The talking points few noticed

THE TALKING POINTS FEW NOTICED…. Dave Weigel tweeted this morning, “Oh, ‘Morning Joe’ cast, do you seriously think Obama didn’t sell HCR as ‘cost control’ from the beginning? Were you in a coma?”

The cast of the MSNBC morning show aren’t the only ones confused. Sen. Mark Warner (D-Va.) told the far-right Washington Times, “I wish the president would have started the debate by explaining to the American people that our current health care system is not financially sustainable, for even another decade.
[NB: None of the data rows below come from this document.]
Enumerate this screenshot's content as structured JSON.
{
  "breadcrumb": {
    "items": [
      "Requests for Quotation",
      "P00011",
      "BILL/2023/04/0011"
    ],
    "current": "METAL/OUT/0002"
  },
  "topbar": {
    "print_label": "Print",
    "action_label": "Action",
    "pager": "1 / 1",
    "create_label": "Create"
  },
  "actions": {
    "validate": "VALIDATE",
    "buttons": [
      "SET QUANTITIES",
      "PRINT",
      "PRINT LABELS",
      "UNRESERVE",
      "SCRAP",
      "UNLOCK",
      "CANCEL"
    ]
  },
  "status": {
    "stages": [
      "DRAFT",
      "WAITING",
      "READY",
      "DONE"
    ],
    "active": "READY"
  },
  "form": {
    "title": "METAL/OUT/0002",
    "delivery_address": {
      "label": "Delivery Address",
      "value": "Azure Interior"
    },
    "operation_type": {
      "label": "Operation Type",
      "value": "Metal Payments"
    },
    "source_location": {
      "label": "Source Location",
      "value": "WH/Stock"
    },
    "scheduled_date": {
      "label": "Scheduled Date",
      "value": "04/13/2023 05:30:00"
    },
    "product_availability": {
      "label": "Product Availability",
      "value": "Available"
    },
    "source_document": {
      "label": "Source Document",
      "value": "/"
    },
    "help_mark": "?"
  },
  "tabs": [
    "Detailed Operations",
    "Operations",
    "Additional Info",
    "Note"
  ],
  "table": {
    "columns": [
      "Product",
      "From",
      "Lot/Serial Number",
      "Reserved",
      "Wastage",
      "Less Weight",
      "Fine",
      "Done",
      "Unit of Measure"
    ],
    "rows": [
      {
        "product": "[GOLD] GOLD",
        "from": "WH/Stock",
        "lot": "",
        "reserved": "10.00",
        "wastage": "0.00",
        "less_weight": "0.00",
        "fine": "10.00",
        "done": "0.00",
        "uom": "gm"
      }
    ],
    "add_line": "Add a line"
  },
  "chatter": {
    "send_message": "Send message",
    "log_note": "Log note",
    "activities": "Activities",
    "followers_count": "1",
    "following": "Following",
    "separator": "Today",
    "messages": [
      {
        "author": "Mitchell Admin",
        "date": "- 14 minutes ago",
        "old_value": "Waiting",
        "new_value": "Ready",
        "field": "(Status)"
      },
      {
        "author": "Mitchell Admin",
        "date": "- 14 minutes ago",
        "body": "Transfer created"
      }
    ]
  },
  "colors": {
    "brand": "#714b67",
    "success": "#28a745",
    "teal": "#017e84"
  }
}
Driving down health care costs should have been the focus of the debate.”

It was apparently quite a widespread coma.

Marc Ambinder valiantly tries to explain that this is “unreality.”

The FIRST argument that the White House turned to about health care was about the cost of doing nothing. (It was Tom Daschle’s formulation, actually, that Obama adopted during the campaign and the transition and the early part of this year.)

From December 22: “”Some may ask how at this moment of economic challenge we can afford to invest in reforming our health-care system. And I ask a different question. I ask how can we afford not to.”

Progressive activists didn’t like the obsessive focus on cost. And they believe that the president hemmed himself in by imposing a seemingly arbitrary $900 billion cap on costs over ten years.

The argument THEY wanted him to make–the liberal argument, if you will — is a moral argument. People are getting sick and dying because they can’t afford health care in a country of plenty. But Obama subordinated that argument to focus on cost.

This isn’t a subjective question. Mark Warner and the “Morning Joe” cast may think the White House didn’t emphasize the cost argument, but their collective memories aren’t quite as reliable as transcripts.

In his first weekly address devoted exclusively to talking about health care, President Obama referenced the word “cost” 10 times, including the unambiguous line: “[T]he soaring costs of health care make our current course unsustainable.” A week later, he delivered another weekly address, focused on nothing but health care costs: “The President has long noted that skyrocketing health care costs will be disastrous in terms of our long term national debt unless we pass real reform.”

He went on to emphasize this argument in interviews, speeches, addresses, and statements. It was hard to miss.

This was a fundamental part of the pitch from the very beginning. Obama talked about costs on the campaign trail, as president-elect, and throughout the process. Maybe that was the right strategy, maybe not. But for relevant political players to pretend this reality never happened is absurd.